Excerpts from an interface dataset

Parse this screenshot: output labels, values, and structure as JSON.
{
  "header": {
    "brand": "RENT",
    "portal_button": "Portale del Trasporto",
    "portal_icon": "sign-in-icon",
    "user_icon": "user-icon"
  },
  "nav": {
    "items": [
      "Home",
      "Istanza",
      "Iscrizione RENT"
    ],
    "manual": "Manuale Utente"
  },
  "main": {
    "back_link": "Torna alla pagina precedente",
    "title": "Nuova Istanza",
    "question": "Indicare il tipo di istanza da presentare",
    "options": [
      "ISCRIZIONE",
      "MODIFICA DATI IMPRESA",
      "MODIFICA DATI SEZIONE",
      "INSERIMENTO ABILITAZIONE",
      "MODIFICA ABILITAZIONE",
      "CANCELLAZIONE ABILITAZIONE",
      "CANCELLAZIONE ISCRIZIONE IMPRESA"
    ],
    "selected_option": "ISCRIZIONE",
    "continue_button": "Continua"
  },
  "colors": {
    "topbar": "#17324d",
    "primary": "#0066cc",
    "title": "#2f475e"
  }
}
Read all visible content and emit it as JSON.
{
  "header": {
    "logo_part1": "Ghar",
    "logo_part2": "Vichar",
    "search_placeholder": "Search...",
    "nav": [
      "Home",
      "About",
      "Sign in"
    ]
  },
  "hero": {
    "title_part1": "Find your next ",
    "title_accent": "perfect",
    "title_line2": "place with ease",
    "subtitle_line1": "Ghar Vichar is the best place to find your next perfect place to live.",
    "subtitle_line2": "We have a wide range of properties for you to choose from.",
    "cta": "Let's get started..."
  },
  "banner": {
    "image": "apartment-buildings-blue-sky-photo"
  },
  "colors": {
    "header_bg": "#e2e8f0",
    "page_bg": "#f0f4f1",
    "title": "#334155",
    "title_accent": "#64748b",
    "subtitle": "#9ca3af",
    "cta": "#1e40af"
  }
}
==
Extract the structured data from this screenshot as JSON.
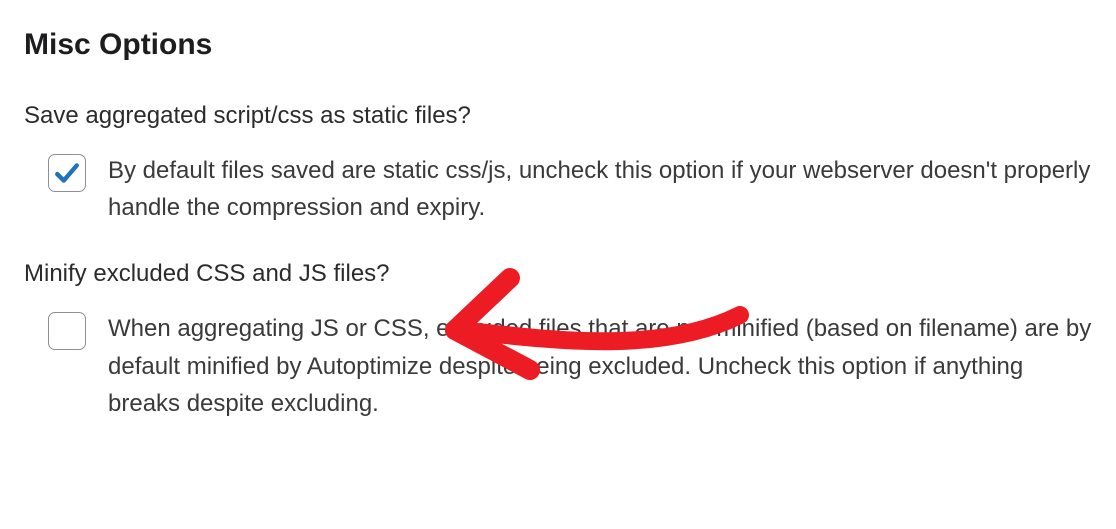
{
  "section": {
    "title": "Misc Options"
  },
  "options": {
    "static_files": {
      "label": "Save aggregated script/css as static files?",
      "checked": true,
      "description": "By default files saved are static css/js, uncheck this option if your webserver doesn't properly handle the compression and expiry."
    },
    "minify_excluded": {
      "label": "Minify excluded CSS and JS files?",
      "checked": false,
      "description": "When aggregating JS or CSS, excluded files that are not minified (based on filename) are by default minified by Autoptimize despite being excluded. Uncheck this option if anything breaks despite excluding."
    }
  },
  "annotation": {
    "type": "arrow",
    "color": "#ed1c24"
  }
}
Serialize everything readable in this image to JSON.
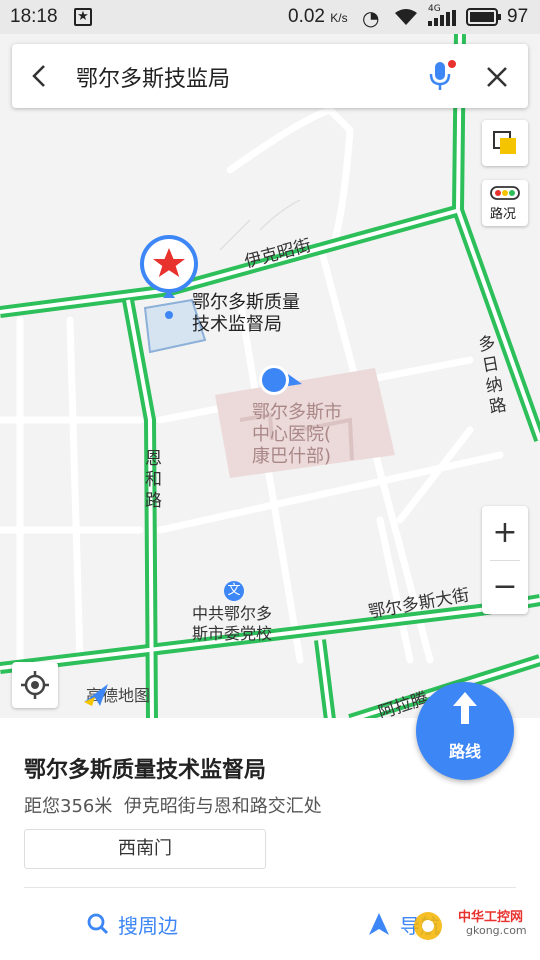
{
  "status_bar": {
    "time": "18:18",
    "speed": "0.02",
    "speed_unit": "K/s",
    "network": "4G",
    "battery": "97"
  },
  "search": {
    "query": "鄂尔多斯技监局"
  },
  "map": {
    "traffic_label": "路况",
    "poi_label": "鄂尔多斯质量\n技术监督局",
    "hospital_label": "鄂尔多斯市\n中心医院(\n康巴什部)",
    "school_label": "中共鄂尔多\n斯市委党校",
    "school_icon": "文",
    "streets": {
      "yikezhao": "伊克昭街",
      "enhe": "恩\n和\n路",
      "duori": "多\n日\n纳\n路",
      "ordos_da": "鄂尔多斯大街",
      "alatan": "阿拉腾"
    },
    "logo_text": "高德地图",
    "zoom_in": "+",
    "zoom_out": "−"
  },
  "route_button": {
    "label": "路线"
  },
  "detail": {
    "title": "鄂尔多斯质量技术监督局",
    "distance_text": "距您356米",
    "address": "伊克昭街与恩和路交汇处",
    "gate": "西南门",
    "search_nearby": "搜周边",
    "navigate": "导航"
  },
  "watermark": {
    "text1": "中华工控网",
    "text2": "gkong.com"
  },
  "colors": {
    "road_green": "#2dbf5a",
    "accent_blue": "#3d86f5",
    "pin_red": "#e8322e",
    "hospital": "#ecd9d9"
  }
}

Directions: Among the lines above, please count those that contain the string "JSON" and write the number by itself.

Answer to this task: 4